For those of you who garden, you will really understand the joy of watching your seedlings come up and urging them along.

We face several challenges gardening in the Rocky Mountains at 8000 feet.  First off, you can get frost up until the middle of June and as early as late August.  We have set up a system to cover the garden this year.  Last year we had several tomato plants with lots of green tomatoes and corn and zucchini we lost to the frost.  We are much more prepared this year.  I also learned you can pull up the tomato plants and hang them upside down in a sunny spot in your house and the tomatoes will continue to ripen.

Then there are the critters.  Ground squirrels, rabbits, prairie dogs, deer and elk all menace my garden.  We have a garden that has been dug underneath at about 4-5 feet and with heavy-duty mesh wire sheets laid down so the burrowing creatures cannot help themselves to our crops.  The garden is actually above this mesh with dirt about 4 feet high over the mesh. This wire mesh continues up the sides of the fences and the fences are 7 feet high to discourage the deer.  Now as for the Elk we just have to cross our fingers that a huge bull elk does not decide to push the fence over to get at our goodies.  It has not happened yet!  Cross your fingers for me.

My husband spent about a week this spring re-building the door and reinforcing the fence around the outside so there are not any holes for ground squirrels to get in.  I had a lovely crop of cabbage and collard greens that the ground squirrels enjoyed last spring because we had a hole in the fence.

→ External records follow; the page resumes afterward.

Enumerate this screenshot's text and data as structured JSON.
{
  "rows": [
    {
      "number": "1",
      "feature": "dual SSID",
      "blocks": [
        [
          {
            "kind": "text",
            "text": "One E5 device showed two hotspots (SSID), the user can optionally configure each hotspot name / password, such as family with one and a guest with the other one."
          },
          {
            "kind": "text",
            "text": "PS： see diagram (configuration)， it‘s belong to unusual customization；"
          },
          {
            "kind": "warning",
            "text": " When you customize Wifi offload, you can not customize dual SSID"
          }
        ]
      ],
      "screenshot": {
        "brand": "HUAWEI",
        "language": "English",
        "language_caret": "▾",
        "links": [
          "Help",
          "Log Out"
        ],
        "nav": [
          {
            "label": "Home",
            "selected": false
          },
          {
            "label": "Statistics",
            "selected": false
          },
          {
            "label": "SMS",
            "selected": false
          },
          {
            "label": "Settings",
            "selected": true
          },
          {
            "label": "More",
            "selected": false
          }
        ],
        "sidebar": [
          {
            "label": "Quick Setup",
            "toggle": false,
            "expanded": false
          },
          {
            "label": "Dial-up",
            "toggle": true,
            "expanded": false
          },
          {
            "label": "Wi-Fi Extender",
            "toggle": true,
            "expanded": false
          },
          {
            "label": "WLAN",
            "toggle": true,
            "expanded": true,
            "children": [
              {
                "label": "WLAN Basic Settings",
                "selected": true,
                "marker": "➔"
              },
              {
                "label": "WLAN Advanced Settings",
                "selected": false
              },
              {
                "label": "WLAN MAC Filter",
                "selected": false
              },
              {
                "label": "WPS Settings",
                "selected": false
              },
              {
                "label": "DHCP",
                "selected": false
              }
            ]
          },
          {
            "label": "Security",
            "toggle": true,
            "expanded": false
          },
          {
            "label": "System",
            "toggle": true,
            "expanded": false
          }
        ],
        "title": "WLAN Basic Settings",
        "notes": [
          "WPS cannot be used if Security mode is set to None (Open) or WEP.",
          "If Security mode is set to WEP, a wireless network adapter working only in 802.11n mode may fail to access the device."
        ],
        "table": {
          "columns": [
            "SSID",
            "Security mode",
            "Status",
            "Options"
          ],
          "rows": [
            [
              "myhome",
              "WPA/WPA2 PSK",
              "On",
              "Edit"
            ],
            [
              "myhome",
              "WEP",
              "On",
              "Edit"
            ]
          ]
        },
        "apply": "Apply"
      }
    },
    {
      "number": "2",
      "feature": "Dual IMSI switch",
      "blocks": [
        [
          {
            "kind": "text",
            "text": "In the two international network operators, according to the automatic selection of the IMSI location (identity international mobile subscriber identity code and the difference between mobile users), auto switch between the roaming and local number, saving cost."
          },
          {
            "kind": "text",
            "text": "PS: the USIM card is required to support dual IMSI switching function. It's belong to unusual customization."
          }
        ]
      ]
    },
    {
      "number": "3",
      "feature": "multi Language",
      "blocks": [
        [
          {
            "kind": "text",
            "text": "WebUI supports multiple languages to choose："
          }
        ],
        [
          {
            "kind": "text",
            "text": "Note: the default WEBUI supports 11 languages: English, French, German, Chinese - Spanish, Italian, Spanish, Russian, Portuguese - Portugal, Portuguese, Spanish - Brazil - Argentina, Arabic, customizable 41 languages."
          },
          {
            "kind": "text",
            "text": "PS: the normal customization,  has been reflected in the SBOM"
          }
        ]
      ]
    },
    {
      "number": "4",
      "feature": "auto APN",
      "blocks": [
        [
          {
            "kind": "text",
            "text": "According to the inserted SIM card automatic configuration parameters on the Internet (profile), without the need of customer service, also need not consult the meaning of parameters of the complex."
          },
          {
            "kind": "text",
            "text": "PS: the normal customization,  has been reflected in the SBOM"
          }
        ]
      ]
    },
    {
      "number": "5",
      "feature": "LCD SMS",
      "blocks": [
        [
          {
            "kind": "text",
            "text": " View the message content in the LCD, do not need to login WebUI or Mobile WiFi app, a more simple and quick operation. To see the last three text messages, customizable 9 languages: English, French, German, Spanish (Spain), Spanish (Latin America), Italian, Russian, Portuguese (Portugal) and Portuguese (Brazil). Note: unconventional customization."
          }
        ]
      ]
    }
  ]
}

It is such a gamble to try to garden under these conditions that the chance we will succeed with gardening is pretty small but we also learned a lot last year to help us protect the garden this year.  If this project fails at least we had fun doing it.  I loved hanging out with my husband in the quiet mountain air and listening to some classical music on his smart phone while digging in the dirt.  Yesterday afternoon was priceless.

Before we started out to the garden plot we sat down for a tasty and light salad for lunch.  We talked about how fun it would be to eat our own salad greens.  The ones we were eating came from Whole Foods.  Our salad rows are looking like they have been chewed on by the moths that come out in the early evening.  Do any of you experience gardeners know how to deal with this?

Spring Salad with Chevre, Chicken and Red Onions

Serves 4

1 lb Mixed Spring Salad Greens

1/4 red onion sliced thinly

1/2 carrot grated on a box grater on the small holes

1/2 lb Laurels Chanel Chevre crumbled

8 chicken tenders

2 tbs extra virgin olive oil

2 tbs balsamic vinegar

Sea salt and pepper to taste

Heat oven to 425 degrees.  Place chicken tenders in a roasting pan and drizzle 1 tbs balsamic vinegar and 1 tbs olive oil over the top.  Season with sea salt and cracked pepper.

Bake until cooked through but not tough on the outside.  About 15 minutes or until internal read thermometer reads 160.

Cool in the refrigerator for 20 minutes.

Toss salad greens, grated carrot and sliced red onion together.

Top with shredded chicken, crumbled goat cheese and 1 tbs balsamic vinegar and olive oil.  Season to taste.